(Excerpts from an interface dataset)

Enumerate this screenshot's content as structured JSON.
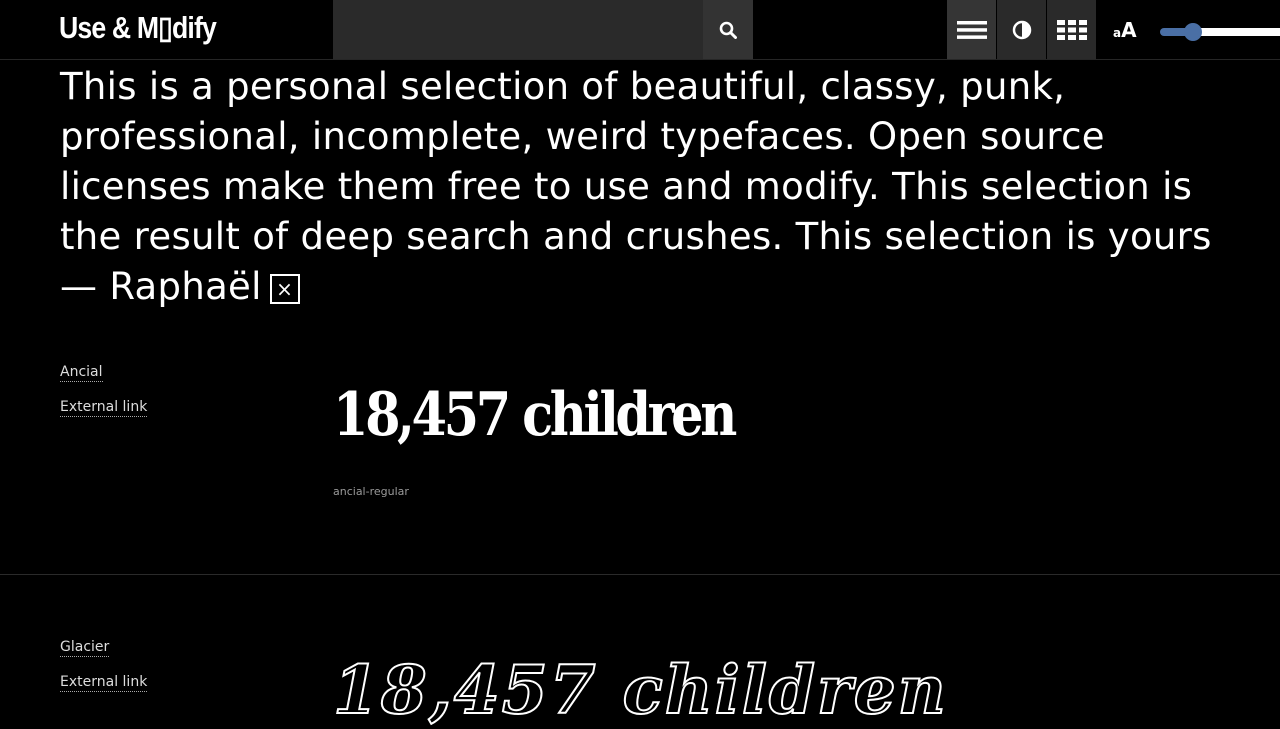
{
  "header": {
    "brand": "Use & M▯dify",
    "search_value": "",
    "size_small": "a",
    "size_big": "A",
    "font_size_slider": 0.2
  },
  "icons": {
    "search": "search-icon",
    "list": "list-view-icon",
    "contrast": "contrast-icon",
    "grid": "grid-view-icon",
    "close": "close-icon"
  },
  "colors": {
    "background": "#000000",
    "text": "#ffffff",
    "slider_accent": "#4a6fa5",
    "search_bg": "#2a2a2a"
  },
  "intro": {
    "text": "This is a personal selection of beautiful, classy, punk, professional, incomplete, weird typefaces. Open source licenses make them free to use and modify. This selection is the result of deep search and crushes. This selection is yours — Raphaël",
    "close_label": "×"
  },
  "fonts": [
    {
      "name": "Ancial",
      "external_link": "External link",
      "specimen": "18,457 children",
      "id": "ancial-regular"
    },
    {
      "name": "Glacier",
      "external_link": "External link",
      "specimen": "18,457 children"
    }
  ]
}
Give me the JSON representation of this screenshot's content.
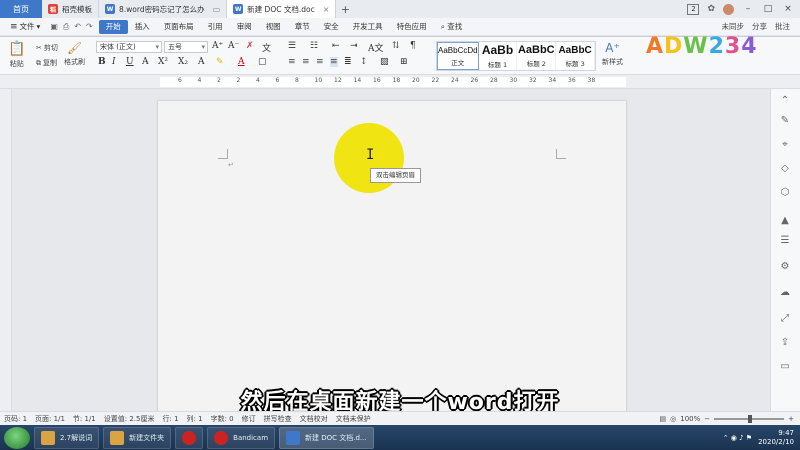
{
  "tabs": {
    "home": "首页",
    "items": [
      {
        "label": "稻壳模板",
        "icon": "daoke-icon",
        "color": "#e0433a"
      },
      {
        "label": "8.word密码忘记了怎么办",
        "icon": "wps-doc-icon",
        "color": "#3f78c9"
      },
      {
        "label": "新建 DOC 文档.doc",
        "icon": "wps-doc-icon",
        "color": "#3f78c9"
      }
    ],
    "count_badge": "2"
  },
  "menu": {
    "file": "文件",
    "items": [
      "开始",
      "插入",
      "页面布局",
      "引用",
      "审阅",
      "视图",
      "章节",
      "安全",
      "开发工具",
      "特色应用",
      "查找"
    ],
    "active": "开始",
    "right": [
      "未同步",
      "分享",
      "批注"
    ]
  },
  "ribbon": {
    "paste": "粘贴",
    "cut": "剪切",
    "copy": "复制",
    "format_painter": "格式刷",
    "font_name": "宋体 (正文)",
    "font_size": "五号",
    "new_style": "新样式",
    "styles": [
      {
        "sample": "AaBbCcDd",
        "caption": "正文"
      },
      {
        "sample": "AaBb",
        "caption": "标题 1"
      },
      {
        "sample": "AaBbC",
        "caption": "标题 2"
      },
      {
        "sample": "AaBbC",
        "caption": "标题 3"
      }
    ]
  },
  "logo": {
    "text": "ADW234"
  },
  "ruler": {
    "numbers": [
      "6",
      "4",
      "2",
      "2",
      "4",
      "6",
      "8",
      "10",
      "12",
      "14",
      "16",
      "18",
      "20",
      "22",
      "24",
      "26",
      "28",
      "30",
      "32",
      "34",
      "36",
      "38"
    ]
  },
  "document": {
    "tooltip": "双击编辑页眉"
  },
  "subtitle": "然后在桌面新建一个word打开",
  "status": {
    "page_num": "页码: 1",
    "pages": "页面: 1/1",
    "section": "节: 1/1",
    "settings": "设置值: 2.5厘米",
    "row": "行: 1",
    "col": "列: 1",
    "words": "字数: 0",
    "revise": "修订",
    "spell": "拼写检查",
    "proofread": "文档校对",
    "unprotected": "文档未保护",
    "zoom": "100%"
  },
  "taskbar": {
    "items": [
      {
        "label": "2.7解说词",
        "color": "#d9a441"
      },
      {
        "label": "新建文件夹",
        "color": "#d9a441"
      },
      {
        "label": "",
        "color": "#cc2222"
      },
      {
        "label": "Bandicam",
        "color": "#cc2222"
      },
      {
        "label": "新建 DOC 文档.d...",
        "color": "#3f78c9"
      }
    ],
    "time": "9:47",
    "date": "2020/2/10"
  }
}
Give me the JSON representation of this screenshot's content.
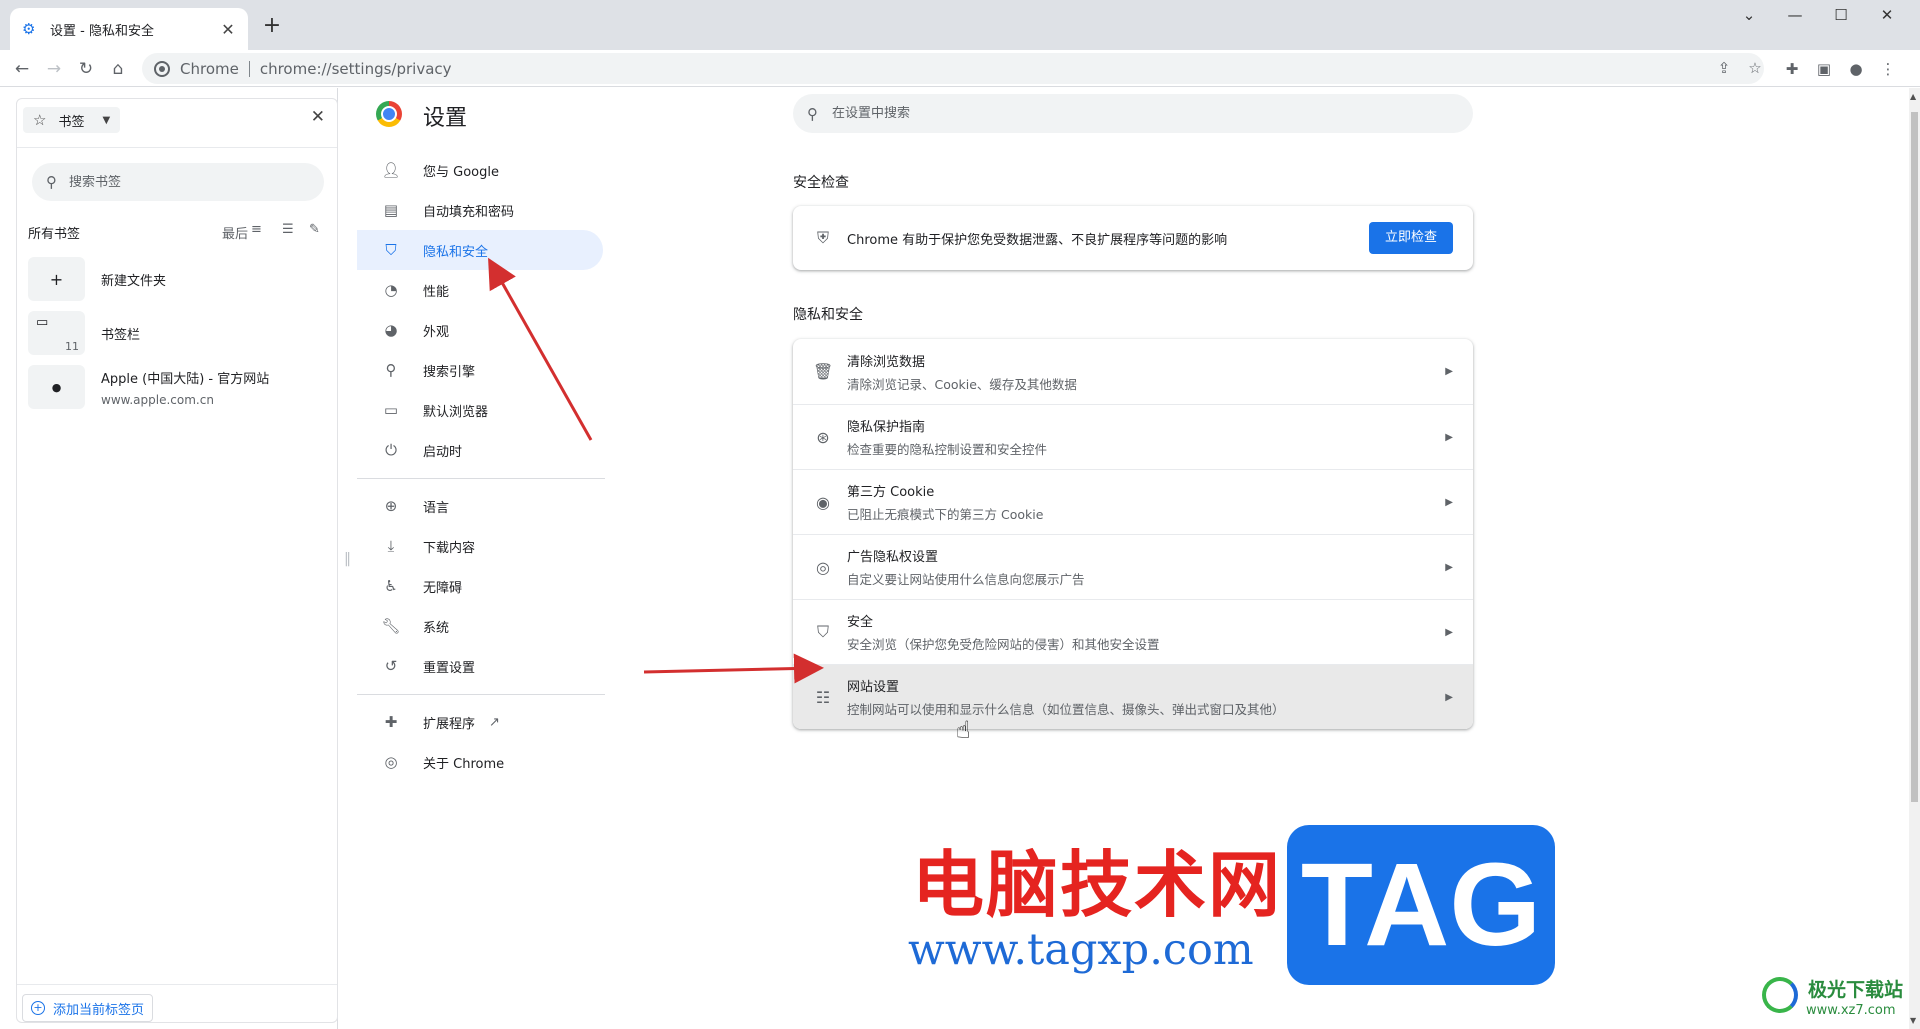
{
  "browser": {
    "tab_title": "设置 - 隐私和安全",
    "omnibox_chip": "Chrome",
    "url": "chrome://settings/privacy"
  },
  "bookmarks_panel": {
    "header_label": "书签",
    "search_placeholder": "搜索书签",
    "all_label": "所有书签",
    "sort_label": "最后",
    "items": [
      {
        "title": "新建文件夹",
        "subtitle": ""
      },
      {
        "title": "书签栏",
        "subtitle": "",
        "count": "11"
      },
      {
        "title": "Apple (中国大陆) - 官方网站",
        "subtitle": "www.apple.com.cn"
      }
    ],
    "add_button": "添加当前标签页"
  },
  "settings": {
    "title": "设置",
    "search_placeholder": "在设置中搜索",
    "nav": [
      {
        "label": "您与 Google",
        "icon": "person-icon"
      },
      {
        "label": "自动填充和密码",
        "icon": "clipboard-icon"
      },
      {
        "label": "隐私和安全",
        "icon": "shield-icon",
        "active": true
      },
      {
        "label": "性能",
        "icon": "speedometer-icon"
      },
      {
        "label": "外观",
        "icon": "palette-icon"
      },
      {
        "label": "搜索引擎",
        "icon": "search-icon"
      },
      {
        "label": "默认浏览器",
        "icon": "browser-icon"
      },
      {
        "label": "启动时",
        "icon": "power-icon"
      },
      {
        "label": "语言",
        "icon": "globe-icon"
      },
      {
        "label": "下载内容",
        "icon": "download-icon"
      },
      {
        "label": "无障碍",
        "icon": "accessibility-icon"
      },
      {
        "label": "系统",
        "icon": "wrench-icon"
      },
      {
        "label": "重置设置",
        "icon": "history-icon"
      },
      {
        "label": "扩展程序",
        "icon": "puzzle-icon"
      },
      {
        "label": "关于 Chrome",
        "icon": "chrome-icon"
      }
    ],
    "safety_check": {
      "section_title": "安全检查",
      "text": "Chrome 有助于保护您免受数据泄露、不良扩展程序等问题的影响",
      "button": "立即检查"
    },
    "privacy": {
      "section_title": "隐私和安全",
      "rows": [
        {
          "title": "清除浏览数据",
          "subtitle": "清除浏览记录、Cookie、缓存及其他数据",
          "icon": "trash-icon"
        },
        {
          "title": "隐私保护指南",
          "subtitle": "检查重要的隐私控制设置和安全控件",
          "icon": "compass-icon"
        },
        {
          "title": "第三方 Cookie",
          "subtitle": "已阻止无痕模式下的第三方 Cookie",
          "icon": "cookie-icon"
        },
        {
          "title": "广告隐私权设置",
          "subtitle": "自定义要让网站使用什么信息向您展示广告",
          "icon": "ad-privacy-icon"
        },
        {
          "title": "安全",
          "subtitle": "安全浏览（保护您免受危险网站的侵害）和其他安全设置",
          "icon": "shield-icon"
        },
        {
          "title": "网站设置",
          "subtitle": "控制网站可以使用和显示什么信息（如位置信息、摄像头、弹出式窗口及其他）",
          "icon": "sliders-icon"
        }
      ]
    }
  },
  "watermark": {
    "cn_text": "电脑技术网",
    "url": "www.tagxp.com",
    "tag": "TAG",
    "brand": "极光下载站",
    "brand_url": "www.xz7.com"
  },
  "colors": {
    "accent": "#1a73e8",
    "active_nav_bg": "#e8f0fe",
    "annotation_arrow": "#d32f2f",
    "watermark_red": "#e52420"
  }
}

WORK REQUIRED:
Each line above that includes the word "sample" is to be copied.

ANSWER TO THIS PROBLEM:
        "sample": "AaBbCcDd",
        "sample": "AaBb",
        "sample": "AaBbC",
        "sample": "AaBbC",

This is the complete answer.